WORK TO BE COMPLETED:
Go through the lines below and copy each one that holds the string "search".
=== Section Start ===
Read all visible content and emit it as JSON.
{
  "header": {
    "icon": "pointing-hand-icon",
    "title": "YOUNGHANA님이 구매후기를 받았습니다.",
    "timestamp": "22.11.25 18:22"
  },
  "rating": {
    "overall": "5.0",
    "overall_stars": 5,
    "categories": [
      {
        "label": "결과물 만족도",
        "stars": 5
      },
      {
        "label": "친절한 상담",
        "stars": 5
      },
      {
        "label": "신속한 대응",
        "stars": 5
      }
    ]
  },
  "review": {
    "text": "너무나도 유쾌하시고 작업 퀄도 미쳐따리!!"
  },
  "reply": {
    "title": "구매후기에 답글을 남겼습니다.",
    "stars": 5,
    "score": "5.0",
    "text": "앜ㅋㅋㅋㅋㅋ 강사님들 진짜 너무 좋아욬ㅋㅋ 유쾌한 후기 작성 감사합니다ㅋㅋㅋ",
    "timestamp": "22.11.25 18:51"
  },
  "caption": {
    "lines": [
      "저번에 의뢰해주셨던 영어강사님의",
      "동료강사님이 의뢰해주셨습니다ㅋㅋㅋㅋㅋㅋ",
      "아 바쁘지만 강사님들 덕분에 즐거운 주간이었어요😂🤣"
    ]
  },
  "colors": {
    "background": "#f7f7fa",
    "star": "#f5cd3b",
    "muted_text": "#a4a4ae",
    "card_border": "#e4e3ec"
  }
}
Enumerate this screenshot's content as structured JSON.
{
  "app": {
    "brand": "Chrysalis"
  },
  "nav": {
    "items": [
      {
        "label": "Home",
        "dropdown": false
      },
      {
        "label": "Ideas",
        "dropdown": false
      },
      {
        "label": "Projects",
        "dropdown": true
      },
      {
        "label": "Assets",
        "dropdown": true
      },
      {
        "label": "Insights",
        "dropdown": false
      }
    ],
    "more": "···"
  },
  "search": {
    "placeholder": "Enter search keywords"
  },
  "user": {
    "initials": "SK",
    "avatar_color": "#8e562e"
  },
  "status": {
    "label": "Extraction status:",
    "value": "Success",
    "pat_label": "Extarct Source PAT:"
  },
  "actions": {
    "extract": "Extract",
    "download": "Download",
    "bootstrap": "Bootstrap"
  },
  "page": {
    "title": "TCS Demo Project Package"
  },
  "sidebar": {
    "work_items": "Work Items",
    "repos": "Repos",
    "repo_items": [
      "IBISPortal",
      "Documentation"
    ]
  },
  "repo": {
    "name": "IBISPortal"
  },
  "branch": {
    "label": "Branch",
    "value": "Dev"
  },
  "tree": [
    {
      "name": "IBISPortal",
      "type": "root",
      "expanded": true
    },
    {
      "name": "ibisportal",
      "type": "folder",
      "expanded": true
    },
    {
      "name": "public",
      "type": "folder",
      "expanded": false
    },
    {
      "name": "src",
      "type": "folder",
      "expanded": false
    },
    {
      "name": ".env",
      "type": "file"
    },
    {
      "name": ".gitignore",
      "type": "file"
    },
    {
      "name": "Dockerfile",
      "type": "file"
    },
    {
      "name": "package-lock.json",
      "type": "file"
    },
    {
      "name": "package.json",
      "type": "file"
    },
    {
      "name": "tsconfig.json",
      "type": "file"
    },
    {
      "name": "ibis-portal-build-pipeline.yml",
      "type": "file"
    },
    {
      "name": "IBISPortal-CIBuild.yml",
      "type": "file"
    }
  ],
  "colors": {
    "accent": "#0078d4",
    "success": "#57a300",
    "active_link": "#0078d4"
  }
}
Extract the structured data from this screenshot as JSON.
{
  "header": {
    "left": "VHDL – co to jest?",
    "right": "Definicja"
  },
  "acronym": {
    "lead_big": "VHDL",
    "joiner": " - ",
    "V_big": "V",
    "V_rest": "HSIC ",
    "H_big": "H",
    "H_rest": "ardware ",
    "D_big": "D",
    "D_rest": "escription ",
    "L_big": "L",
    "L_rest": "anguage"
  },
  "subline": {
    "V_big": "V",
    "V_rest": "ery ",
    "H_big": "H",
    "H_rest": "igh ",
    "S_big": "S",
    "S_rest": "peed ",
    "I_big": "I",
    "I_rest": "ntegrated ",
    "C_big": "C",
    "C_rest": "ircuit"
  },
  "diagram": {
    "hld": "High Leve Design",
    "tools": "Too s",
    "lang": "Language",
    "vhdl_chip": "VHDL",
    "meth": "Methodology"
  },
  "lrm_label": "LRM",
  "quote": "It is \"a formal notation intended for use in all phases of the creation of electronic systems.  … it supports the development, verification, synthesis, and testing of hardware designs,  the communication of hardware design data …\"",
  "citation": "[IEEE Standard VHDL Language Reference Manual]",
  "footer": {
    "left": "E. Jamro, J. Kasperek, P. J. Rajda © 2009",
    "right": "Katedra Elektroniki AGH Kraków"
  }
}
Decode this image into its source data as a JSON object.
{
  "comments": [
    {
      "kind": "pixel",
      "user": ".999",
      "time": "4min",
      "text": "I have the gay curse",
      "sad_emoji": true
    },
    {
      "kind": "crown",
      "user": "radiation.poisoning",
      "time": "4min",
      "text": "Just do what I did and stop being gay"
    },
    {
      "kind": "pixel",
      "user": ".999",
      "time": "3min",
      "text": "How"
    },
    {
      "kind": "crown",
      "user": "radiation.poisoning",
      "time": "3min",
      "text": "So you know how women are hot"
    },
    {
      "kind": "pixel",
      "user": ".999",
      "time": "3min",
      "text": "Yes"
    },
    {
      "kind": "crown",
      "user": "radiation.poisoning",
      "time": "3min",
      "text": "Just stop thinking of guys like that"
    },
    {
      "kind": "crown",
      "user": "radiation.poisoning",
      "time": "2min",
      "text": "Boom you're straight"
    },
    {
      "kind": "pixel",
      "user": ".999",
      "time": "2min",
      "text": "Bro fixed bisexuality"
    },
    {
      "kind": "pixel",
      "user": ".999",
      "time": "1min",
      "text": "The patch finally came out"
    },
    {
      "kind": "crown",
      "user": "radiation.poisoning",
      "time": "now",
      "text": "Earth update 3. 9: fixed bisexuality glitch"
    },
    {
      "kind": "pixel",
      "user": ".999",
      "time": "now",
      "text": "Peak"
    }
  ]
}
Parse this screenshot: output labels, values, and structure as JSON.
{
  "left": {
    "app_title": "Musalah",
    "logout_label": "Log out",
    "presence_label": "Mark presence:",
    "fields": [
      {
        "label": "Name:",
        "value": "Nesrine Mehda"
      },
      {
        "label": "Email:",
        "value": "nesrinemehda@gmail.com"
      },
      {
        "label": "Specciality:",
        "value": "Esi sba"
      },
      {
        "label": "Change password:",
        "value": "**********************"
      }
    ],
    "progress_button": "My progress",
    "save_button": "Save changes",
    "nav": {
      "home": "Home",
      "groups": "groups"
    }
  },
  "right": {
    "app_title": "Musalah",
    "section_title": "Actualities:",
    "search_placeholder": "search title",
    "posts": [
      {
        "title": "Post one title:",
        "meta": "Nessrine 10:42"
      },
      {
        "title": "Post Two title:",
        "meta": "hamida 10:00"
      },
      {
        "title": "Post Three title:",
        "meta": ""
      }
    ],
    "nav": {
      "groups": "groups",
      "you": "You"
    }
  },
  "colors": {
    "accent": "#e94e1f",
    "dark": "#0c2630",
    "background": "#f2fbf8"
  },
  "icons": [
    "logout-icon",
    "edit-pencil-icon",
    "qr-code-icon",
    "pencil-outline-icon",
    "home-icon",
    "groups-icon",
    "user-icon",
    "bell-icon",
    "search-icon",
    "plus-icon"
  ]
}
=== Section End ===
WRITTEN REPLY:
  "search": {
    "placeholder": "Enter search keywords"
    "search_placeholder": "search title",
    "search-icon",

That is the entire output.